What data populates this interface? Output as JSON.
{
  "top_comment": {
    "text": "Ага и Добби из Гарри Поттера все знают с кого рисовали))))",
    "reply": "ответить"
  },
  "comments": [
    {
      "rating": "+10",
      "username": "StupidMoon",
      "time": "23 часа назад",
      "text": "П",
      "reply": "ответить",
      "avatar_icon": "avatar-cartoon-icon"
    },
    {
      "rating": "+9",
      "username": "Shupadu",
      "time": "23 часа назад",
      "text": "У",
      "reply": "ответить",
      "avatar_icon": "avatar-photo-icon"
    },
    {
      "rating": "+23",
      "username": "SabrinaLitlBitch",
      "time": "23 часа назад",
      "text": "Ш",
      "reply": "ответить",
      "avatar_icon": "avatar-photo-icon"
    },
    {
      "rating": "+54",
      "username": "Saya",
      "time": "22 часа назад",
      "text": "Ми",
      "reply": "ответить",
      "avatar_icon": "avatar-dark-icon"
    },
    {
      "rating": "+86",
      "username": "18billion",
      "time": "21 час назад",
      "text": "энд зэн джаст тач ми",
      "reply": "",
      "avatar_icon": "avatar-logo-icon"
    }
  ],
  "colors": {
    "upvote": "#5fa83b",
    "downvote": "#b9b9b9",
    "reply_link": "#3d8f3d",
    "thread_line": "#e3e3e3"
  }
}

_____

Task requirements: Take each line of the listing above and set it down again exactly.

Output of the exercise:
What data populates this interface? Output as JSON.
{
  "top_comment": {
    "text": "Ага и Добби из Гарри Поттера все знают с кого рисовали))))",
    "reply": "ответить"
  },
  "comments": [
    {
      "rating": "+10",
      "username": "StupidMoon",
      "time": "23 часа назад",
      "text": "П",
      "reply": "ответить",
      "avatar_icon": "avatar-cartoon-icon"
    },
    {
      "rating": "+9",
      "username": "Shupadu",
      "time": "23 часа назад",
      "text": "У",
      "reply": "ответить",
      "avatar_icon": "avatar-photo-icon"
    },
    {
      "rating": "+23",
      "username": "SabrinaLitlBitch",
      "time": "23 часа назад",
      "text": "Ш",
      "reply": "ответить",
      "avatar_icon": "avatar-photo-icon"
    },
    {
      "rating": "+54",
      "username": "Saya",
      "time": "22 часа назад",
      "text": "Ми",
      "reply": "ответить",
      "avatar_icon": "avatar-dark-icon"
    },
    {
      "rating": "+86",
      "username": "18billion",
      "time": "21 час назад",
      "text": "энд зэн джаст тач ми",
      "reply": "",
      "avatar_icon": "avatar-logo-icon"
    }
  ],
  "colors": {
    "upvote": "#5fa83b",
    "downvote": "#b9b9b9",
    "reply_link": "#3d8f3d",
    "thread_line": "#e3e3e3"
  }
}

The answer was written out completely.